• Exercise requirements: Collect every line below that contains the word "Local".

== Segment start ==

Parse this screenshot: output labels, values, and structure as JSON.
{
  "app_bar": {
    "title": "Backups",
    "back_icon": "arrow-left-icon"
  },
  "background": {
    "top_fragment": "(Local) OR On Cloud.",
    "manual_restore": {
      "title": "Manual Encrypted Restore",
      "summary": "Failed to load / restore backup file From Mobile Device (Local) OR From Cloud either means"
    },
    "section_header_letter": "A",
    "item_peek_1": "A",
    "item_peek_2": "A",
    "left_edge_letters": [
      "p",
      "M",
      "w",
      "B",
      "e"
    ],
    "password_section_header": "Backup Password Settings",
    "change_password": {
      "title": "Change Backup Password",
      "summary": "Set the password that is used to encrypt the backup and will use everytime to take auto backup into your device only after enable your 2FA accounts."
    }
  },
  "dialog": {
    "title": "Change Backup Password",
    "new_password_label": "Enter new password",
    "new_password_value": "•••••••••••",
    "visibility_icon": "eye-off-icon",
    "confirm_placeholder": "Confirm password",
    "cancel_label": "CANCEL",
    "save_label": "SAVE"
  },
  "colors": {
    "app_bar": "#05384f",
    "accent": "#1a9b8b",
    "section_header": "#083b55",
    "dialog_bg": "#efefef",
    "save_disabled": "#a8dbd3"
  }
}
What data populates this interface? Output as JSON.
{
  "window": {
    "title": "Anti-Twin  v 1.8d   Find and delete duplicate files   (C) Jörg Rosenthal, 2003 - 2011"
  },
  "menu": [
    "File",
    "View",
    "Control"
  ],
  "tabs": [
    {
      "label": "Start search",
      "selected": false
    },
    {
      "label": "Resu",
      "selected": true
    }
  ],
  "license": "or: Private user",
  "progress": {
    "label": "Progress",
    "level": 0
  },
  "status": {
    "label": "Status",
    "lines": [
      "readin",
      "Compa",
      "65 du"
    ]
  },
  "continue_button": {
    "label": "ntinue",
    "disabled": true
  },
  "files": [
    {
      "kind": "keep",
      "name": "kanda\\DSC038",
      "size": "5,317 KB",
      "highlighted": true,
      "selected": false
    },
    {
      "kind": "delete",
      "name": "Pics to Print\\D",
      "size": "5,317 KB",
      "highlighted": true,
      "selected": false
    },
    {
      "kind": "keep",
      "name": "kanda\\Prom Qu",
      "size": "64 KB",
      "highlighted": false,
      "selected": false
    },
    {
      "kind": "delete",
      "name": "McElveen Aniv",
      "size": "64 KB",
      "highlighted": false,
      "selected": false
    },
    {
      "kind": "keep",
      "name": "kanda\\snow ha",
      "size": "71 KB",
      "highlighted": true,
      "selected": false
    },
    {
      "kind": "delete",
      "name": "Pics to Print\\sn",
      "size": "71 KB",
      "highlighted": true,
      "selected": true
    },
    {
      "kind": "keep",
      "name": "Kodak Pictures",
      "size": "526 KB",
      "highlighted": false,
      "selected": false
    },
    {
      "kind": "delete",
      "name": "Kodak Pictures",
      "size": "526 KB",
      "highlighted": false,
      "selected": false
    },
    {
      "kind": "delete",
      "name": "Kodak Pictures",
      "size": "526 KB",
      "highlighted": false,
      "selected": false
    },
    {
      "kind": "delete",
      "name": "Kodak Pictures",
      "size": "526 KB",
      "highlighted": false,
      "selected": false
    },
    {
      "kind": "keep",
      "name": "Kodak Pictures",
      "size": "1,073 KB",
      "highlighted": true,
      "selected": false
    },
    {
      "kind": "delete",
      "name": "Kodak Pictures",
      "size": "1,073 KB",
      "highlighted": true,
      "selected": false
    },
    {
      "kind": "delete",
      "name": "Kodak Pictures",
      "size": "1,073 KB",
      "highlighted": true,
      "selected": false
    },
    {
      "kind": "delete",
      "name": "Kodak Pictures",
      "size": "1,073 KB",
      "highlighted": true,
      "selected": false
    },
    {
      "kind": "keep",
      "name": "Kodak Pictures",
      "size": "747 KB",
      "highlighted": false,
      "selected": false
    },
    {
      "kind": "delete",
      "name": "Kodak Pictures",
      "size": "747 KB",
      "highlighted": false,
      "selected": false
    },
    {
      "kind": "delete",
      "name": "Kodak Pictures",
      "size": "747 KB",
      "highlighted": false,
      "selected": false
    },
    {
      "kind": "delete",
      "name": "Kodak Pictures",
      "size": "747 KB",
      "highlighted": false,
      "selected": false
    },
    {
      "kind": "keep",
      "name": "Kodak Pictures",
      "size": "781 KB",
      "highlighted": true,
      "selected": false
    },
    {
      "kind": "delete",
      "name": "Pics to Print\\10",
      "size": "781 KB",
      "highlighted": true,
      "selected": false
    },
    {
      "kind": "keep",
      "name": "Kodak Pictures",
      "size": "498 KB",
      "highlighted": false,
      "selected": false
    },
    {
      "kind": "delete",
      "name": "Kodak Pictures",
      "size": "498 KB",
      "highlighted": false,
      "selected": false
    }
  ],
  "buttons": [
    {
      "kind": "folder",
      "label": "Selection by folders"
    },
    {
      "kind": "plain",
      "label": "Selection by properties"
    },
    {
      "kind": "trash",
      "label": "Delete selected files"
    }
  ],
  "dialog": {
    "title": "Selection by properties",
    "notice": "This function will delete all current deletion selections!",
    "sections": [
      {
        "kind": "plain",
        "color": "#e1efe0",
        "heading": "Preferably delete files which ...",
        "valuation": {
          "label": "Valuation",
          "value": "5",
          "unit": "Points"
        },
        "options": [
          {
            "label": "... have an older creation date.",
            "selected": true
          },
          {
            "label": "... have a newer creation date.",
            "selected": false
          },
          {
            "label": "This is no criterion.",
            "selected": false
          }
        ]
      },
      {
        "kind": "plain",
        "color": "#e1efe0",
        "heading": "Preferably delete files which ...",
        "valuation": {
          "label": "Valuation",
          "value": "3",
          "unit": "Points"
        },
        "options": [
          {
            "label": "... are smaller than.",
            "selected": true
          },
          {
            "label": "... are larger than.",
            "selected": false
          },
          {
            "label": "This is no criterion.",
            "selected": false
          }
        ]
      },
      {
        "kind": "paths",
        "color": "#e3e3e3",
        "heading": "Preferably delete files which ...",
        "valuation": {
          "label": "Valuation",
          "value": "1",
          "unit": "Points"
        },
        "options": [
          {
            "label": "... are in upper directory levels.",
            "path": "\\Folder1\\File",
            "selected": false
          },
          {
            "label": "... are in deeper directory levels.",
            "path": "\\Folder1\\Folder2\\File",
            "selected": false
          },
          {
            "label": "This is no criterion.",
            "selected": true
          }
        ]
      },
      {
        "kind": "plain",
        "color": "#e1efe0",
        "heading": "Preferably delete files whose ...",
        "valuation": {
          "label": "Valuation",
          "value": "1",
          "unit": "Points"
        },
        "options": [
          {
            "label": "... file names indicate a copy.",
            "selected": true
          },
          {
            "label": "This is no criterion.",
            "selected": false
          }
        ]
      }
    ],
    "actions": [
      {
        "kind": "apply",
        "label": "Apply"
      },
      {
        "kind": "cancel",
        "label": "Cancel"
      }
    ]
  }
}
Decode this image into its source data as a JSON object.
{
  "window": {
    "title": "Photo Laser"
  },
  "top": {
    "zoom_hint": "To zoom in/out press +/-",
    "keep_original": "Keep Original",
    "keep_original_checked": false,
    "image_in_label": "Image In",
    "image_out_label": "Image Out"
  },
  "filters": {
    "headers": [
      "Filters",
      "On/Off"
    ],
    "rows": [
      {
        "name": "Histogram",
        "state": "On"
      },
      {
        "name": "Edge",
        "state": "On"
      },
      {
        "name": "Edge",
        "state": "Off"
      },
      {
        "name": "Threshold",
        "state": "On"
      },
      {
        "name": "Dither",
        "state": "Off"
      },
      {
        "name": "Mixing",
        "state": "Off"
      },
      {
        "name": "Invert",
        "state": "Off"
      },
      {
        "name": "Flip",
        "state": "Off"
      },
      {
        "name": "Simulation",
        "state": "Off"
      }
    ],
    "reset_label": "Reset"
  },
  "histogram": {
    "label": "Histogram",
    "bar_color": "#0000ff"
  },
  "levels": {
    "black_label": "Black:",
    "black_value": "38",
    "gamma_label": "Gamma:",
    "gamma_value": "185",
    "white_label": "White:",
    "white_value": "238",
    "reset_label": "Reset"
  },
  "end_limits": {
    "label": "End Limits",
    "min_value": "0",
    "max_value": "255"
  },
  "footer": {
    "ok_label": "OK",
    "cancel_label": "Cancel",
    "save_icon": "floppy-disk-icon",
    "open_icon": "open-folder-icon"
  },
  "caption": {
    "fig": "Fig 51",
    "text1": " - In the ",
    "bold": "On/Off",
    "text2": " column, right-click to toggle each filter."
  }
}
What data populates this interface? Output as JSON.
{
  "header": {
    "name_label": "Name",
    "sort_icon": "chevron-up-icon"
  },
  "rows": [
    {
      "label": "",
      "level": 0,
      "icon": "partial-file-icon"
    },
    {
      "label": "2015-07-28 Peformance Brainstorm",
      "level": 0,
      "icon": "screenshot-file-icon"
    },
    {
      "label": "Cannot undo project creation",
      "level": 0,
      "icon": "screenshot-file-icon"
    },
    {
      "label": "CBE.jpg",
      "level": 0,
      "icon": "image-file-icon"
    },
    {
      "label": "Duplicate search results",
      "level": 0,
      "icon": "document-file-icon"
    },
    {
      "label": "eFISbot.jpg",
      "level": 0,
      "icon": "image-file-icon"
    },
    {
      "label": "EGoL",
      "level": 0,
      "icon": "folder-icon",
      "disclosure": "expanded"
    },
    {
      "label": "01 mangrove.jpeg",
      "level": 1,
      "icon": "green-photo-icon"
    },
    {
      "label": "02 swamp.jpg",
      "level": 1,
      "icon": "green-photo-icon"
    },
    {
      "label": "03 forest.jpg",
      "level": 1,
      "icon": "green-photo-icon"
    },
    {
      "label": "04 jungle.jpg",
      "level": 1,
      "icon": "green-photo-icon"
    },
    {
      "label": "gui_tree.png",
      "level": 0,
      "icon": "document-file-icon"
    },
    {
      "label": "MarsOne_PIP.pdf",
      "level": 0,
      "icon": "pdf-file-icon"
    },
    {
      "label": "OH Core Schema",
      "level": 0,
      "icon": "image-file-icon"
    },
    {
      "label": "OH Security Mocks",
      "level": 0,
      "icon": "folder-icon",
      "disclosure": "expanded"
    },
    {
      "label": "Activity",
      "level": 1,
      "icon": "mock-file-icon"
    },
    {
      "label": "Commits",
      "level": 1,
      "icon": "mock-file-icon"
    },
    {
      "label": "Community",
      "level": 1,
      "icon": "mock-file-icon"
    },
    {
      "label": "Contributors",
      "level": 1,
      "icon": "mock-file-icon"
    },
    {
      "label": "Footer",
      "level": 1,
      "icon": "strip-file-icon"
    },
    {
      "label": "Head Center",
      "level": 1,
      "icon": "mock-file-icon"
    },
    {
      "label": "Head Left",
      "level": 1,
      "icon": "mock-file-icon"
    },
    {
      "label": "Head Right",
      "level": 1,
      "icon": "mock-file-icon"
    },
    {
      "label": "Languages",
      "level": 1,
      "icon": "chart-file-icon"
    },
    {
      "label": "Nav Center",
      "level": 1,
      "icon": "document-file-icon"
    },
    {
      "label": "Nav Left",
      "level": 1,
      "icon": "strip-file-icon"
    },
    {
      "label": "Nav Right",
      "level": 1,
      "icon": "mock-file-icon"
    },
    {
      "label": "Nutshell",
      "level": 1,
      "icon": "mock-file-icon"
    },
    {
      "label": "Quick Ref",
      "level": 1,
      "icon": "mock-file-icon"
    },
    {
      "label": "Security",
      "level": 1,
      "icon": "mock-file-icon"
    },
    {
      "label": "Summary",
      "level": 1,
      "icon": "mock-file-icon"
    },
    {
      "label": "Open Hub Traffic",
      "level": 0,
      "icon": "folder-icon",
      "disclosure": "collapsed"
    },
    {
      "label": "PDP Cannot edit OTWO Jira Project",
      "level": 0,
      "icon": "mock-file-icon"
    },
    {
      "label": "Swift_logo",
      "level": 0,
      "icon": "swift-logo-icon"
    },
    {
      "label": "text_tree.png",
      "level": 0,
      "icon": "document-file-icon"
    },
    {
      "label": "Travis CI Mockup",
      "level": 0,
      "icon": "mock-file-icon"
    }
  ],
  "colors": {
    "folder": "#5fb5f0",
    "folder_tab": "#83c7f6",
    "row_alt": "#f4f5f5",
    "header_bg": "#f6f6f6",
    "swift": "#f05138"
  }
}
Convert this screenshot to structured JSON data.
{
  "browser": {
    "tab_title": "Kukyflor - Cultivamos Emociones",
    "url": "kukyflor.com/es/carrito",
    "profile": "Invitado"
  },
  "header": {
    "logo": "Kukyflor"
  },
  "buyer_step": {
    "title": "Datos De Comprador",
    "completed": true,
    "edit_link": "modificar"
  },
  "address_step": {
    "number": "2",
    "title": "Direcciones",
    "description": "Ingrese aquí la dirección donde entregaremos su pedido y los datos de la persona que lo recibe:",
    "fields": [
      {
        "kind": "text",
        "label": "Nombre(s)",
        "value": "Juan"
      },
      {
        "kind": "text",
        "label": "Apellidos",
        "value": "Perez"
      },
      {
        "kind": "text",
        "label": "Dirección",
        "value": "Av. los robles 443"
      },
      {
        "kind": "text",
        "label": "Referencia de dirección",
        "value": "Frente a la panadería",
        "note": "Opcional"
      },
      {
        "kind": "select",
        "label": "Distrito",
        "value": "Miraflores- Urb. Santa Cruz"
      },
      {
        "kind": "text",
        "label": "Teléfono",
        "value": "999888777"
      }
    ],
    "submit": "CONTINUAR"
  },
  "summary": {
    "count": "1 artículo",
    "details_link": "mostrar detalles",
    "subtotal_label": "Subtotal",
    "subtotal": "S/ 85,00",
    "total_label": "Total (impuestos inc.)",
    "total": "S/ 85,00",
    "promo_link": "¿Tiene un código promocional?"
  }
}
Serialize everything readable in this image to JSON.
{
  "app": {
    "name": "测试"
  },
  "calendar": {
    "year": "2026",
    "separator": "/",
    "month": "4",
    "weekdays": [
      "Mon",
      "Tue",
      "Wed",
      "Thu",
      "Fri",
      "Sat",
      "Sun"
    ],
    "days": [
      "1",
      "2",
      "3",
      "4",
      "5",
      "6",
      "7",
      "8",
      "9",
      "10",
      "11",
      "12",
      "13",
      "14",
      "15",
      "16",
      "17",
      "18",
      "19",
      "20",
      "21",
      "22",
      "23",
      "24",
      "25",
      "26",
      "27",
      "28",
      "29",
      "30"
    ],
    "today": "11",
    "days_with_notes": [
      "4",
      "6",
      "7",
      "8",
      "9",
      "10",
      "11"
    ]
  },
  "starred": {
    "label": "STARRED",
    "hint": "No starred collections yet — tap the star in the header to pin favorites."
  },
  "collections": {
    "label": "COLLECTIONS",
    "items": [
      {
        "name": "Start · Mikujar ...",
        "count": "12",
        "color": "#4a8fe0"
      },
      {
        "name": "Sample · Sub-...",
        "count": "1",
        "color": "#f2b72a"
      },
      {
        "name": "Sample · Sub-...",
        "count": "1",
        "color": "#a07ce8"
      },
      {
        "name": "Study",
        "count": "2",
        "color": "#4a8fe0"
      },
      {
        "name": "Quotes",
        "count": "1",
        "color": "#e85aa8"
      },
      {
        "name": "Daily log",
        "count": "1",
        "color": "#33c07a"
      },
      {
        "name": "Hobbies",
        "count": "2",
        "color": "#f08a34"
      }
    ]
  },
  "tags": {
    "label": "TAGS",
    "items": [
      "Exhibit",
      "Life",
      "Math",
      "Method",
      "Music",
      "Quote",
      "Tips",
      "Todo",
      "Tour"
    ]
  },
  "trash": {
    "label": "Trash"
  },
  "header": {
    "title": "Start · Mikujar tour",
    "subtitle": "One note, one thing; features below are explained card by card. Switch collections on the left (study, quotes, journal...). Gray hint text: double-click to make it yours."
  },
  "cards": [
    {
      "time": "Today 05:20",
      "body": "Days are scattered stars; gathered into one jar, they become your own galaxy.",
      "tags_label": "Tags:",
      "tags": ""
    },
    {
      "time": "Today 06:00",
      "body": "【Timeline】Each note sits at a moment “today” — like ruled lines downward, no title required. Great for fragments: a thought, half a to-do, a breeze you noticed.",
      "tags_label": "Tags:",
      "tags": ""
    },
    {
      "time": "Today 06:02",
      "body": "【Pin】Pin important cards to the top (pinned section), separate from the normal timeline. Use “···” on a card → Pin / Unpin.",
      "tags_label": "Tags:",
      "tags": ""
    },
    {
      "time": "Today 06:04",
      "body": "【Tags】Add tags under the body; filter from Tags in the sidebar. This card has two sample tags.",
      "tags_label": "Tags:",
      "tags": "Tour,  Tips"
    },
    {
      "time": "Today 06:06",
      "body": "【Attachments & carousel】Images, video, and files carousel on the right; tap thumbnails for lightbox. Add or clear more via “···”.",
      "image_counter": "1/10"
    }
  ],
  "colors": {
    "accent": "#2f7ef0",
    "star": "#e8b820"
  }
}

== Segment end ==

• Response below:
    "top_fragment": "(Local) OR On Cloud.",
      "summary": "Failed to load / restore backup file From Mobile Device (Local) OR From Cloud either means"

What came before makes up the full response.